This process entails setting the appropriate darkness level while ensuring that shadow details are not lost and gain levels are not compromised. Advanced technologies such as local dimming and OLED displays have been developed to further improve black level performance, since each individual pixel can be separately controlled, allowing the darker sections of a screen to be dimmed without affecting the brighter areas. Consequently, black level control greatly impacts the visual quality of films, games, photographs, and other multimedia applications as it bolsters the depth and accuracy of the images we see on our screens.
Examples of Black Level
OLED televisions from companies like LG and Sony: OLED screens have an unparalleled ability to display deep blacks due to their self-emissive nature. Each pixel in an OLED display works independently and can turn off completely when displaying a black color or shade, resulting in an unmatched contrast ratio and near-infinite blacks.

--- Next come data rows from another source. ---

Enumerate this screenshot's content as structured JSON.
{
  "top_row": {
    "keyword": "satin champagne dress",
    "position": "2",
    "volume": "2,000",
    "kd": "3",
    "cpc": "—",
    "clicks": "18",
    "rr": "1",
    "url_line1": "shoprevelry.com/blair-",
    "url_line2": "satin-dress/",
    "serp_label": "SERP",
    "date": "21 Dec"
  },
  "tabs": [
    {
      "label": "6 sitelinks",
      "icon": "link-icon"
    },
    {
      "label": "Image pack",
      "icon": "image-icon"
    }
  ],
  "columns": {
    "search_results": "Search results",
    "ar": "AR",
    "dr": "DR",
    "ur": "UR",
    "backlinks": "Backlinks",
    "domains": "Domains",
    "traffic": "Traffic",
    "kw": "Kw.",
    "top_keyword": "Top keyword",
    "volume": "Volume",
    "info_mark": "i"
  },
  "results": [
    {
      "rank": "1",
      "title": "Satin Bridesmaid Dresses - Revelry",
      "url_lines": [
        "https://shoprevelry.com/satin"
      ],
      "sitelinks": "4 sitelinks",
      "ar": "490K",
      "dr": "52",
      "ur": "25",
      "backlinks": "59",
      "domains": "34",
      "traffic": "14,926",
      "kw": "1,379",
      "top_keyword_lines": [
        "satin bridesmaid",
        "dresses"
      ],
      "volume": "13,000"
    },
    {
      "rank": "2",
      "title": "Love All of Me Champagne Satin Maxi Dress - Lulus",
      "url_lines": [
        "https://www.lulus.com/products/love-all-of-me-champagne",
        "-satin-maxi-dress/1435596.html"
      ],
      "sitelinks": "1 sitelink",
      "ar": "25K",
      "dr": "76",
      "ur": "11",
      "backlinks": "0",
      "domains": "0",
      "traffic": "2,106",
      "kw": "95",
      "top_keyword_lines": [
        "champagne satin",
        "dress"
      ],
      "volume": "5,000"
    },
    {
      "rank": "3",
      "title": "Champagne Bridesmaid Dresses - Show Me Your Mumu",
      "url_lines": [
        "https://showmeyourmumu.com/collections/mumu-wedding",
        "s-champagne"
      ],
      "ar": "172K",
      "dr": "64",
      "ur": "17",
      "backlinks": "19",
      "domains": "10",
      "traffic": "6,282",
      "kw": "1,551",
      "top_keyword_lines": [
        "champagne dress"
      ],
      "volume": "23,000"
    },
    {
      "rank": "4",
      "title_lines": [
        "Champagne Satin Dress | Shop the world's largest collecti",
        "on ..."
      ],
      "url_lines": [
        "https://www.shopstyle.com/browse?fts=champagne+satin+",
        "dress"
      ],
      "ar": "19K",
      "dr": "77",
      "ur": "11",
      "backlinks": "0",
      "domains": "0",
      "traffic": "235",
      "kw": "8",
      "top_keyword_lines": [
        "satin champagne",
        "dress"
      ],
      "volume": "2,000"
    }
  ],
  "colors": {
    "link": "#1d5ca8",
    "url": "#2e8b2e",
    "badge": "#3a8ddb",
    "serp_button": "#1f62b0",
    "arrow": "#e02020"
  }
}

Samsung QLED TVs with local dimming: Samsung incorporates local dimming technology in its QLED TVs to improve black levels and contrast. In QLED TVs, LEDs arranged in the backlight can be dimmed or brightened in different sections, which helps portray darker blacks and brighter whites in accordance with the content displayed on the screen. This results in improved contrast and a more realistic image quality.
Projectors with dynamic contrast and dynamic iris: Many modern projectors from companies like Epson and BenQ come with features like dynamic contrast and dynamic iris control to improve black levels. These features work by dynamically adjusting the light output from the projector lamp or adjusting the aperture of the iris, allowing for deeper blacks in dark scenes and enhanced contrast overall.
Black Level FAQ
What is Black Level?
Black Level refers to the intensity of black displayed on a screen. The deeper the black level, the better the contrast, which leads to a more immersive and realistic viewing experience. It is an important aspect of display quality in televisions, monitors, and projectors.
Why is Black Level important?
Black Level is important because it determines the contrast ratio of a display device. A higher contrast ratio enables clearer and more detailed images, especially in dark scenes. In addition, better black levels can improve color accuracy and saturation, leading to a more vivid and lifelike image.
How do I adjust my display’s Black Level?
Adjusting the Black Level on your display varies depending on the device. Typically, you can access the display settings menu and look for options like “contrast,” “brightness,” or “black level.” In some cases, you may need to enable advanced settings or expert modes to access these controls. Always refer to your device’s user manual for specific instructions.
What’s the difference between Black Level and Brightness?
Although they may seem similar, Black Level and Brightness serve different purposes. Black Level determines how dark the black areas of an image are, whereas Brightness controls the overall intensity of light emitted by the display. Adjusting one may affect the other, so it’s important to find the right balance between the two settings for the best viewing experience.
How do I know if my display’s Black Level is correctly set?
To check if your display’s Black Level is set correctly, you can use test patterns or images with various shades of black, gray, and white. A correctly set black level should show distinguishable shades of black without crushing any details or causing unintended color shifts. If uncertain, check your device’s user manual or online forums for device-specific advice on how to properly set your black level.
Related Technology Terms
- Black level calibration
- Black level performance
- Black level resolution
- Black level correction
- Black level adjustment